Work instruction: Exact copies of all the lines below are required.

Data records:
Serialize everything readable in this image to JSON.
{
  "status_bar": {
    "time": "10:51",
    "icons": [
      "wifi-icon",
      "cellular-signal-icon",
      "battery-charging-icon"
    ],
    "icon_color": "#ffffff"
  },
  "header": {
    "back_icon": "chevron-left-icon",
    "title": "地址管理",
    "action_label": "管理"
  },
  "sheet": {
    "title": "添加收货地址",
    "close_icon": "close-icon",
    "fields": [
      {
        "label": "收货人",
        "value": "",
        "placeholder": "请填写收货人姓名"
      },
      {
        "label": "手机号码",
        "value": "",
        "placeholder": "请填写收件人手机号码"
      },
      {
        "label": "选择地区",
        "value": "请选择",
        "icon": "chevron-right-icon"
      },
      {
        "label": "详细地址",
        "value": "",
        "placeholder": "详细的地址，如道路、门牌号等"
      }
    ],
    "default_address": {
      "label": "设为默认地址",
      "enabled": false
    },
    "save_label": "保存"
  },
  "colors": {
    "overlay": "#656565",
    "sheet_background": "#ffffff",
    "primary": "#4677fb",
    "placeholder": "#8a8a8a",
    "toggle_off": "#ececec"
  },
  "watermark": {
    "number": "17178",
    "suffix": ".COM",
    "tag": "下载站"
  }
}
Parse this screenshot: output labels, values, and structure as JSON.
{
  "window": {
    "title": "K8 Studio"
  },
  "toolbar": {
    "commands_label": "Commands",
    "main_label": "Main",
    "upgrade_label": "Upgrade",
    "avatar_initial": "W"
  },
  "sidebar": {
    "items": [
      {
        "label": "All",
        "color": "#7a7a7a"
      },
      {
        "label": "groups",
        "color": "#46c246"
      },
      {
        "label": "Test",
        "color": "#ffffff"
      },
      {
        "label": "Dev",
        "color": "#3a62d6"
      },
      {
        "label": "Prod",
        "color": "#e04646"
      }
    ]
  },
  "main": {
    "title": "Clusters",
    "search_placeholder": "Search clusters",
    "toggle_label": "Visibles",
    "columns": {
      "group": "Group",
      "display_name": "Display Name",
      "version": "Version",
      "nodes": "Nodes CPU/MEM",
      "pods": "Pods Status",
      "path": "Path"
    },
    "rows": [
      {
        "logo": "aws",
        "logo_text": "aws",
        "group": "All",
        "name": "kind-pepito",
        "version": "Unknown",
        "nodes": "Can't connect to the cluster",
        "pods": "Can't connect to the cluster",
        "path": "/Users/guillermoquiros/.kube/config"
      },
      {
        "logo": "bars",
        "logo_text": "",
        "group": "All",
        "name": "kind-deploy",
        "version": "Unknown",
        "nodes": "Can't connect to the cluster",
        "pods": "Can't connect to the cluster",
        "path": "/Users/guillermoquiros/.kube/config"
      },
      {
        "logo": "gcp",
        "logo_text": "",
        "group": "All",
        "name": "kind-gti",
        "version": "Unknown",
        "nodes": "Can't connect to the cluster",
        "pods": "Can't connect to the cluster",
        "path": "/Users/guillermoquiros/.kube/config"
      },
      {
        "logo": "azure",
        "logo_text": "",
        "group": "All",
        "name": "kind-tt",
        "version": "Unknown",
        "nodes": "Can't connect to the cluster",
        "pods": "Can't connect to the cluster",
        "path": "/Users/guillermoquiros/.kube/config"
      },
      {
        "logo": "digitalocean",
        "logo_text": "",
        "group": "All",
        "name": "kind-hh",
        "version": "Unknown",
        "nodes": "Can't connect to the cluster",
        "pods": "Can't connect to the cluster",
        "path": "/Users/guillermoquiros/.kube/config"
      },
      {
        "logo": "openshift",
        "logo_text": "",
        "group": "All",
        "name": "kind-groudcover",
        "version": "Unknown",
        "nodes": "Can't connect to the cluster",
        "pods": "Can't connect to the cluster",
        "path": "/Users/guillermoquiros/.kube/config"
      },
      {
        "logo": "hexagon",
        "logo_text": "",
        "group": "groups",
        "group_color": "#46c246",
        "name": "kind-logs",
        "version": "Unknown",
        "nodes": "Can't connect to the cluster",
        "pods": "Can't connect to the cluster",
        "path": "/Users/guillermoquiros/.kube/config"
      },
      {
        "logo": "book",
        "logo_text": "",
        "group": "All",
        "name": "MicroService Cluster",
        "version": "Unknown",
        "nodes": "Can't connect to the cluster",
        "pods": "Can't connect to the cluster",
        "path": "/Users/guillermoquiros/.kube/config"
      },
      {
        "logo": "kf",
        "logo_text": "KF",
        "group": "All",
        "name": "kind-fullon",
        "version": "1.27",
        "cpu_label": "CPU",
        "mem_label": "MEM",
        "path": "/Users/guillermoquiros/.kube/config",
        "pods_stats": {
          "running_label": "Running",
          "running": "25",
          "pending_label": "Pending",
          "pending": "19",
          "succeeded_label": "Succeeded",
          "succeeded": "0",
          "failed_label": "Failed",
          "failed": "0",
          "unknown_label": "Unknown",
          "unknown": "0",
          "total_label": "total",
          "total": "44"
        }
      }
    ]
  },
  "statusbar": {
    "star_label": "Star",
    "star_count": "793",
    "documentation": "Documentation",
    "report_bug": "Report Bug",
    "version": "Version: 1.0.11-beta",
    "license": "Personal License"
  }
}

Answer below:
Serialize everything readable in this image to JSON.
{
  "status_bar": {
    "time": "10:51",
    "icons": [
      "wifi-icon",
      "cellular-signal-icon",
      "battery-charging-icon"
    ],
    "icon_color": "#ffffff"
  },
  "header": {
    "back_icon": "chevron-left-icon",
    "title": "地址管理",
    "action_label": "管理"
  },
  "sheet": {
    "title": "添加收货地址",
    "close_icon": "close-icon",
    "fields": [
      {
        "label": "收货人",
        "value": "",
        "placeholder": "请填写收货人姓名"
      },
      {
        "label": "手机号码",
        "value": "",
        "placeholder": "请填写收件人手机号码"
      },
      {
        "label": "选择地区",
        "value": "请选择",
        "icon": "chevron-right-icon"
      },
      {
        "label": "详细地址",
        "value": "",
        "placeholder": "详细的地址，如道路、门牌号等"
      }
    ],
    "default_address": {
      "label": "设为默认地址",
      "enabled": false
    },
    "save_label": "保存"
  },
  "colors": {
    "overlay": "#656565",
    "sheet_background": "#ffffff",
    "primary": "#4677fb",
    "placeholder": "#8a8a8a",
    "toggle_off": "#ececec"
  },
  "watermark": {
    "number": "17178",
    "suffix": ".COM",
    "tag": "下载站"
  }
}
Parse this screenshot: output labels, values, and structure as JSON.
{
  "window": {
    "title": "K8 Studio"
  },
  "toolbar": {
    "commands_label": "Commands",
    "main_label": "Main",
    "upgrade_label": "Upgrade",
    "avatar_initial": "W"
  },
  "sidebar": {
    "items": [
      {
        "label": "All",
        "color": "#7a7a7a"
      },
      {
        "label": "groups",
        "color": "#46c246"
      },
      {
        "label": "Test",
        "color": "#ffffff"
      },
      {
        "label": "Dev",
        "color": "#3a62d6"
      },
      {
        "label": "Prod",
        "color": "#e04646"
      }
    ]
  },
  "main": {
    "title": "Clusters",
    "search_placeholder": "Search clusters",
    "toggle_label": "Visibles",
    "columns": {
      "group": "Group",
      "display_name": "Display Name",
      "version": "Version",
      "nodes": "Nodes CPU/MEM",
      "pods": "Pods Status",
      "path": "Path"
    },
    "rows": [
      {
        "logo": "aws",
        "logo_text": "aws",
        "group": "All",
        "name": "kind-pepito",
        "version": "Unknown",
        "nodes": "Can't connect to the cluster",
        "pods": "Can't connect to the cluster",
        "path": "/Users/guillermoquiros/.kube/config"
      },
      {
        "logo": "bars",
        "logo_text": "",
        "group": "All",
        "name": "kind-deploy",
        "version": "Unknown",
        "nodes": "Can't connect to the cluster",
        "pods": "Can't connect to the cluster",
        "path": "/Users/guillermoquiros/.kube/config"
      },
      {
        "logo": "gcp",
        "logo_text": "",
        "group": "All",
        "name": "kind-gti",
        "version": "Unknown",
        "nodes": "Can't connect to the cluster",
        "pods": "Can't connect to the cluster",
        "path": "/Users/guillermoquiros/.kube/config"
      },
      {
        "logo": "azure",
        "logo_text": "",
        "group": "All",
        "name": "kind-tt",
        "version": "Unknown",
        "nodes": "Can't connect to the cluster",
        "pods": "Can't connect to the cluster",
        "path": "/Users/guillermoquiros/.kube/config"
      },
      {
        "logo": "digitalocean",
        "logo_text": "",
        "group": "All",
        "name": "kind-hh",
        "version": "Unknown",
        "nodes": "Can't connect to the cluster",
        "pods": "Can't connect to the cluster",
        "path": "/Users/guillermoquiros/.kube/config"
      },
      {
        "logo": "openshift",
        "logo_text": "",
        "group": "All",
        "name": "kind-groudcover",
        "version": "Unknown",
        "nodes": "Can't connect to the cluster",
        "pods": "Can't connect to the cluster",
        "path": "/Users/guillermoquiros/.kube/config"
      },
      {
        "logo": "hexagon",
        "logo_text": "",
        "group": "groups",
        "group_color": "#46c246",
        "name": "kind-logs",
        "version": "Unknown",
        "nodes": "Can't connect to the cluster",
        "pods": "Can't connect to the cluster",
        "path": "/Users/guillermoquiros/.kube/config"
      },
      {
        "logo": "book",
        "logo_text": "",
        "group": "All",
        "name": "MicroService Cluster",
        "version": "Unknown",
        "nodes": "Can't connect to the cluster",
        "pods": "Can't connect to the cluster",
        "path": "/Users/guillermoquiros/.kube/config"
      },
      {
        "logo": "kf",
        "logo_text": "KF",
        "group": "All",
        "name": "kind-fullon",
        "version": "1.27",
        "cpu_label": "CPU",
        "mem_label": "MEM",
        "path": "/Users/guillermoquiros/.kube/config",
        "pods_stats": {
          "running_label": "Running",
          "running": "25",
          "pending_label": "Pending",
          "pending": "19",
          "succeeded_label": "Succeeded",
          "succeeded": "0",
          "failed_label": "Failed",
          "failed": "0",
          "unknown_label": "Unknown",
          "unknown": "0",
          "total_label": "total",
          "total": "44"
        }
      }
    ]
  },
  "statusbar": {
    "star_label": "Star",
    "star_count": "793",
    "documentation": "Documentation",
    "report_bug": "Report Bug",
    "version": "Version: 1.0.11-beta",
    "license": "Personal License"
  }
}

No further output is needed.